LA Times 4 October 2010
By Mike Boehm
The U.S. Supreme Court wants a top federal lawyer to weigh in on the question of whether Holocaust victims and their heirs should be bound by a statute of limitations deadline when suing California museums for the return of Nazi-looted artworks.
The high court on Monday denied, as it usually does, the vast majority of the requests it receives to take up appeals. But Marei Von Saher’s bid to reverse a pretrial decision that damaged her attempt to wrest Lucas Cranach the Elder’s 480-year-old “Adam and Eve” diptych from Pasadena’s Norton Simon Museum is still alive. The court neither accepted nor declined to hear the case, but asked the U.S. Solicitor General, who represents the federal government in Supreme Court cases, to submit a brief on the government’s view of the matter.
Elena Kagan recently left the Solicitor General's post when she was confirmed as a Supreme Court justice; her former deputy, Neal Katyal, is the acting Solicitor General.
At stake is a masterpiece appraised at $24 million, and a voided state law aimed at ensuring that claims against museums and art dealers who own disputed works once looted by the Nazis are decided on the merits of the case, rather than whether a suit was filed in time.
A trial judge in U.S. District Court in Los Angeles dismissed Von Saher’s case in 2007. He ruled that the 2002 state law under which she sued the Norton Simon was an unconstitutional infringement of the federal government's prerogative to set foreign and war policy. The U.S. 9th Circuit Court of Appeals agreed that the state did not have a right to suspend its statute of limitations on Holocaust-related grounds; it said Von Saher could still try to argue that when she first claimed the painting in 2001 she was within the ordinary three-year statute of limitations.
The museum already has said in court pleadings that Von Saher waited too long.
In her request for a Supreme Court hearing, Von Saher’s attorneys argued that the California law setting aside the statute of limitations for Holocaust art suits filed by Dec. 31, 2010, actually advances federal government policy rather than conflicting with it. Their petition quoted an address that Stuart Eizenstadt, the State Department’s special advisor on Holocaust issues, had given at an international conference last year: When “otherwise meritorious claims” are denied on statute of limitations and other technical grounds, Eizenstadt said, it “compounds the grotesque nature of the original crime.”
Gov. Arnold Schwarzenegger last week signed into law a new art-theft bill that doesn’t mention the Holocaust but gives all claims seeking the return of stolen art from museums, galleries and dealers a better shot at withstanding the legal argument that they were filed too late. In suits over allegedly stolen art and other scientific, historic and cultural artifacts, the statute of limitations has been extended from three years to six, and the six-year clock starts running when the plaintiff first learned where the object was. Previously, a museum could argue that the clock began running when a work’s whereabouts was first publicized to the extent that someone seeking its return should have known about it then.

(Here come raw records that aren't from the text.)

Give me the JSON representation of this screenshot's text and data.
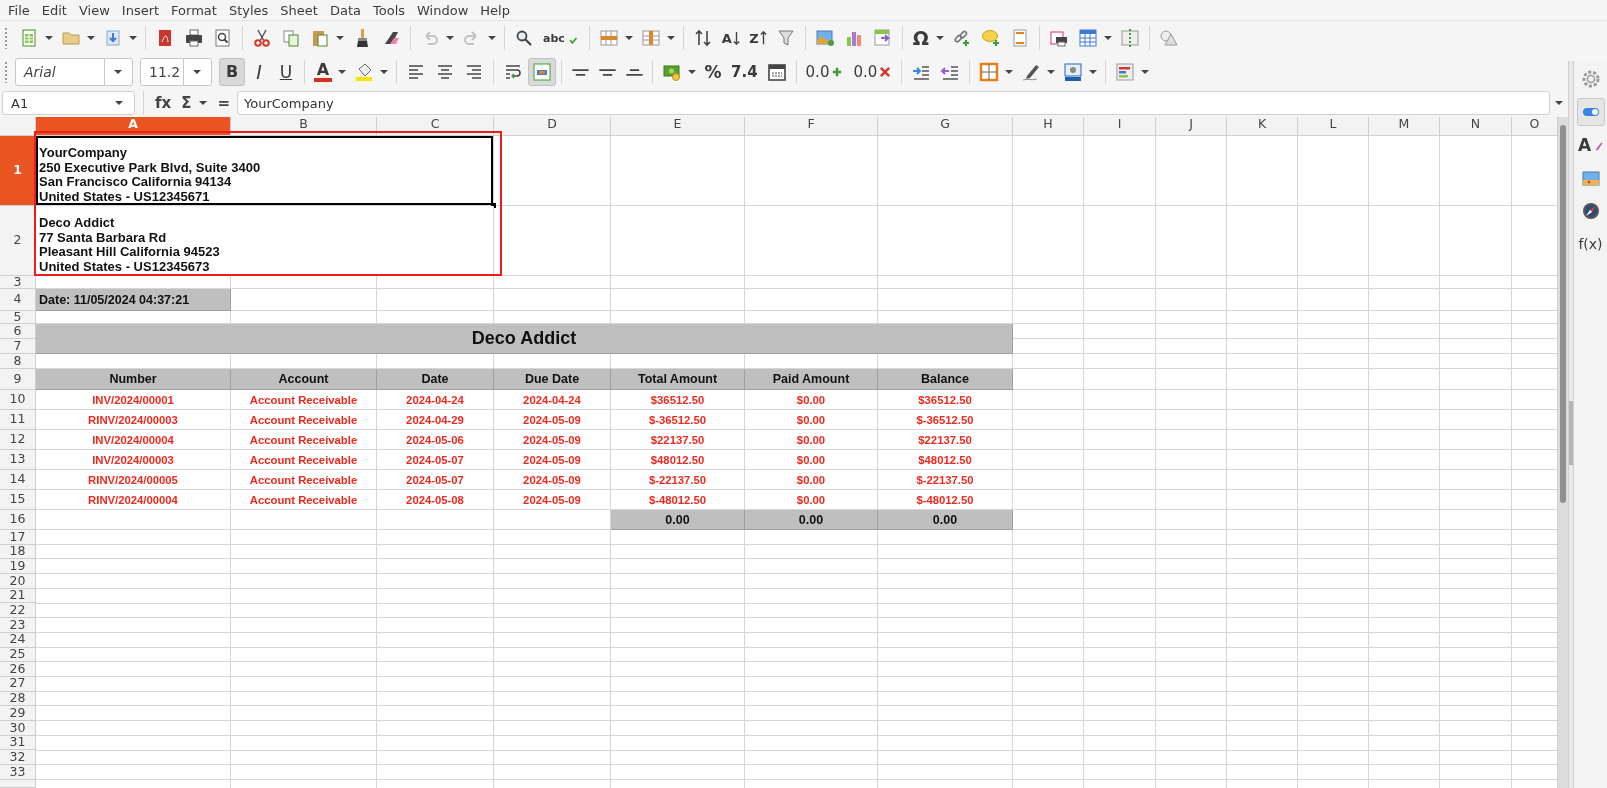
{
  "menu": [
    "File",
    "Edit",
    "View",
    "Insert",
    "Format",
    "Styles",
    "Sheet",
    "Data",
    "Tools",
    "Window",
    "Help"
  ],
  "standard_toolbar": [
    [
      {
        "kind": "spreadsheet",
        "dropdown": true,
        "disabled": false
      },
      {
        "kind": "folder",
        "dropdown": true,
        "disabled": false
      },
      {
        "kind": "save",
        "dropdown": true,
        "disabled": false
      }
    ],
    [
      {
        "kind": "pdf",
        "dropdown": false,
        "disabled": false
      },
      {
        "kind": "printer",
        "dropdown": false,
        "disabled": false
      },
      {
        "kind": "preview",
        "dropdown": false,
        "disabled": false
      }
    ],
    [
      {
        "kind": "scissors",
        "dropdown": false,
        "disabled": false
      },
      {
        "kind": "copy",
        "dropdown": false,
        "disabled": false
      },
      {
        "kind": "paste",
        "dropdown": true,
        "disabled": false
      },
      {
        "kind": "brush",
        "dropdown": false,
        "disabled": false
      },
      {
        "kind": "eraser",
        "dropdown": false,
        "disabled": false
      }
    ],
    [
      {
        "kind": "undo",
        "dropdown": true,
        "disabled": true
      },
      {
        "kind": "redo",
        "dropdown": true,
        "disabled": true
      }
    ],
    [
      {
        "kind": "find",
        "dropdown": false,
        "disabled": false
      },
      {
        "kind": "spellcheck",
        "label": "abc",
        "dropdown": false,
        "disabled": false
      }
    ],
    [
      {
        "kind": "rows",
        "dropdown": true,
        "disabled": false
      },
      {
        "kind": "columns",
        "dropdown": true,
        "disabled": false
      }
    ],
    [
      {
        "kind": "sort",
        "dropdown": false,
        "disabled": false
      },
      {
        "kind": "sort_asc",
        "label": "A",
        "dropdown": false,
        "disabled": false
      },
      {
        "kind": "sort_desc",
        "label": "Z",
        "dropdown": false,
        "disabled": false
      },
      {
        "kind": "filter",
        "dropdown": false,
        "disabled": false
      }
    ],
    [
      {
        "kind": "image",
        "dropdown": false,
        "disabled": false
      },
      {
        "kind": "chart",
        "dropdown": false,
        "disabled": false
      },
      {
        "kind": "pivot",
        "dropdown": false,
        "disabled": false
      }
    ],
    [
      {
        "kind": "special",
        "label": "Ω",
        "dropdown": true,
        "disabled": false
      },
      {
        "kind": "link",
        "dropdown": false,
        "disabled": false
      },
      {
        "kind": "comment",
        "dropdown": false,
        "disabled": false
      },
      {
        "kind": "header",
        "dropdown": false,
        "disabled": false
      }
    ],
    [
      {
        "kind": "print_area",
        "dropdown": false,
        "disabled": false
      },
      {
        "kind": "freeze",
        "dropdown": true,
        "disabled": false
      },
      {
        "kind": "split",
        "dropdown": false,
        "disabled": false
      }
    ],
    [
      {
        "kind": "shapes",
        "dropdown": false,
        "disabled": false
      }
    ]
  ],
  "font_name": "Arial",
  "font_size": "11.2",
  "format_toolbar": [
    [
      {
        "kind": "bold",
        "label": "B",
        "dropdown": false,
        "pressed": true
      },
      {
        "kind": "italic",
        "label": "I",
        "dropdown": false,
        "pressed": false
      },
      {
        "kind": "underline",
        "label": "U",
        "dropdown": false,
        "pressed": false
      }
    ],
    [
      {
        "kind": "font_color",
        "label": "A",
        "dropdown": true,
        "pressed": false
      },
      {
        "kind": "highlight",
        "dropdown": true,
        "pressed": false
      }
    ],
    [
      {
        "kind": "align_left",
        "dropdown": false,
        "pressed": false
      },
      {
        "kind": "align_center",
        "dropdown": false,
        "pressed": false
      },
      {
        "kind": "align_right",
        "dropdown": false,
        "pressed": false
      }
    ],
    [
      {
        "kind": "wrap",
        "dropdown": false,
        "pressed": false
      },
      {
        "kind": "merge",
        "dropdown": false,
        "pressed": true
      }
    ],
    [
      {
        "kind": "align_top",
        "dropdown": false,
        "pressed": false
      },
      {
        "kind": "align_middle",
        "dropdown": false,
        "pressed": false
      },
      {
        "kind": "align_bottom",
        "dropdown": false,
        "pressed": false
      }
    ],
    [
      {
        "kind": "currency",
        "dropdown": true,
        "pressed": false
      },
      {
        "kind": "percent",
        "label": "%",
        "dropdown": false,
        "pressed": false
      },
      {
        "kind": "number",
        "label": "7.4",
        "dropdown": false,
        "pressed": false
      },
      {
        "kind": "date",
        "dropdown": false,
        "pressed": false
      }
    ],
    [
      {
        "kind": "add_decimal",
        "label": "0.0",
        "dropdown": false,
        "pressed": false
      },
      {
        "kind": "remove_decimal",
        "label": "0.0",
        "dropdown": false,
        "pressed": false
      }
    ],
    [
      {
        "kind": "indent",
        "dropdown": false,
        "pressed": false
      },
      {
        "kind": "outdent",
        "dropdown": false,
        "pressed": false
      }
    ],
    [
      {
        "kind": "borders",
        "dropdown": true,
        "pressed": false
      },
      {
        "kind": "border_style",
        "dropdown": true,
        "pressed": false
      },
      {
        "kind": "border_color",
        "dropdown": true,
        "pressed": false
      }
    ],
    [
      {
        "kind": "conditional",
        "dropdown": true,
        "pressed": false
      }
    ]
  ],
  "formula_bar": {
    "name_box": "A1",
    "buttons": [
      {
        "label": "fx",
        "dropdown": false
      },
      {
        "label": "Σ",
        "dropdown": true
      },
      {
        "label": "=",
        "dropdown": false
      }
    ],
    "content": "YourCompany"
  },
  "sidebar": [
    {
      "kind": "settings",
      "selected": false
    },
    {
      "kind": "properties",
      "selected": true
    },
    {
      "kind": "styles",
      "label": "A",
      "selected": false
    },
    {
      "kind": "gallery",
      "selected": false
    },
    {
      "kind": "navigator",
      "selected": false
    },
    {
      "kind": "functions",
      "label": "f(x)",
      "selected": false
    }
  ],
  "sheet": {
    "columns": [
      {
        "label": "A",
        "selected": true
      },
      {
        "label": "B",
        "selected": false
      },
      {
        "label": "C",
        "selected": false
      },
      {
        "label": "D",
        "selected": false
      },
      {
        "label": "E",
        "selected": false
      },
      {
        "label": "F",
        "selected": false
      },
      {
        "label": "G",
        "selected": false
      },
      {
        "label": "H",
        "selected": false
      },
      {
        "label": "I",
        "selected": false
      },
      {
        "label": "J",
        "selected": false
      },
      {
        "label": "K",
        "selected": false
      },
      {
        "label": "L",
        "selected": false
      },
      {
        "label": "M",
        "selected": false
      },
      {
        "label": "N",
        "selected": false
      },
      {
        "label": "O",
        "selected": false
      }
    ],
    "rows": [
      {
        "label": "1",
        "selected": true
      },
      {
        "label": "2",
        "selected": false
      },
      {
        "label": "3",
        "selected": false
      },
      {
        "label": "4",
        "selected": false
      },
      {
        "label": "5",
        "selected": false
      },
      {
        "label": "6",
        "selected": false
      },
      {
        "label": "7",
        "selected": false
      },
      {
        "label": "8",
        "selected": false
      },
      {
        "label": "9",
        "selected": false
      },
      {
        "label": "10",
        "selected": false
      },
      {
        "label": "11",
        "selected": false
      },
      {
        "label": "12",
        "selected": false
      },
      {
        "label": "13",
        "selected": false
      },
      {
        "label": "14",
        "selected": false
      },
      {
        "label": "15",
        "selected": false
      },
      {
        "label": "16",
        "selected": false
      },
      {
        "label": "17",
        "selected": false
      },
      {
        "label": "18",
        "selected": false
      },
      {
        "label": "19",
        "selected": false
      },
      {
        "label": "20",
        "selected": false
      },
      {
        "label": "21",
        "selected": false
      },
      {
        "label": "22",
        "selected": false
      },
      {
        "label": "23",
        "selected": false
      },
      {
        "label": "24",
        "selected": false
      },
      {
        "label": "25",
        "selected": false
      },
      {
        "label": "26",
        "selected": false
      },
      {
        "label": "27",
        "selected": false
      },
      {
        "label": "28",
        "selected": false
      },
      {
        "label": "29",
        "selected": false
      },
      {
        "label": "30",
        "selected": false
      },
      {
        "label": "31",
        "selected": false
      },
      {
        "label": "32",
        "selected": false
      },
      {
        "label": "33",
        "selected": false
      }
    ],
    "company_address": [
      "YourCompany",
      "250 Executive Park Blvd, Suite 3400",
      "San Francisco California 94134",
      "United States - US12345671"
    ],
    "customer_address": [
      "Deco Addict",
      "77 Santa Barbara Rd",
      "Pleasant Hill California 94523",
      "United States - US12345673"
    ],
    "date": "Date: 11/05/2024 04:37:21",
    "title": "Deco Addict",
    "table": {
      "columns": [
        "Number",
        "Account",
        "Date",
        "Due Date",
        "Total Amount",
        "Paid Amount",
        "Balance"
      ],
      "rows": [
        [
          "INV/2024/00001",
          "Account Receivable",
          "2024-04-24",
          "2024-04-24",
          "$36512.50",
          "$0.00",
          "$36512.50"
        ],
        [
          "RINV/2024/00003",
          "Account Receivable",
          "2024-04-29",
          "2024-05-09",
          "$-36512.50",
          "$0.00",
          "$-36512.50"
        ],
        [
          "INV/2024/00004",
          "Account Receivable",
          "2024-05-06",
          "2024-05-09",
          "$22137.50",
          "$0.00",
          "$22137.50"
        ],
        [
          "INV/2024/00003",
          "Account Receivable",
          "2024-05-07",
          "2024-05-09",
          "$48012.50",
          "$0.00",
          "$48012.50"
        ],
        [
          "RINV/2024/00005",
          "Account Receivable",
          "2024-05-07",
          "2024-05-09",
          "$-22137.50",
          "$0.00",
          "$-22137.50"
        ],
        [
          "RINV/2024/00004",
          "Account Receivable",
          "2024-05-08",
          "2024-05-09",
          "$-48012.50",
          "$0.00",
          "$-48012.50"
        ]
      ],
      "totals": [
        "0.00",
        "0.00",
        "0.00"
      ]
    }
  }
}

"Adam and Eve" went on display in 1977 when the Norton Simon opened, prompting Los Angeles Times art critic William Wilson to write that he had experienced “a plain shock of unmitigated aesthetic fulfillment” upon seeing them. Museum founder Norton Simon bought the Cranachs from an heir of Russian aristocrats in 1971, and The Times first reported on them in 1972, saying they were among the industrialist's holdings that were being loaned to Princeton University for an exhibition.
Von Saher’s attorney, Lawrence Kaye, said Monday that her legal team, which includes E. Randol Schoenberg, the Los Angeles attorney who in 2006 secured the return of five looted Gustav Klimt paintings from the Austrian government, will wait to see whether the U.S. Supreme Court reinstates the voided California Holocaust art law. If it does not, she would be able to amend her suit to proceed under the state's new art-theft law. But the new law also would allow the Norton Simon Museum to use legal grounds other than the statute of limitations to press its argument that Von Saher waited too long to claim "Adam and Eve."
If the case ever goes to trial, it would focus on the painting’s journey over the past 100 years. Did it belong to the Stroganoffs, a family of Russian nobles, before the Russian Revolution of 1917 -- or to the church where it had hung before being declared national property by Soviet authorities? In 1931, the Soviets sold it to Jacques Goudstikker, a Dutch-Jewish art dealer and Von Saher’s father-in-law; there’s no dispute that the Nazis looted it from him in 1940, and that victorious Allied forces restored it to the Dutch government after World War II. But did an early 1950s settlement between the Netherlands and Goudstikker’s heirs extinguish their claim to “Adam and Eve”? If not, did the Dutch have a right to subsequently sell it to the Stroganoffs’ heir in 1966, after he claimed it as family property? And ultimately, does the Norton Simon have clean title to this masterpiece showing Adam and Eve moments before their fall? Or has it been tainted by a century’s historical sins?http://latimesblogs.latimes.com/culturemonster/2010/10/art-adam-eve-holocaust-norton-simon-.html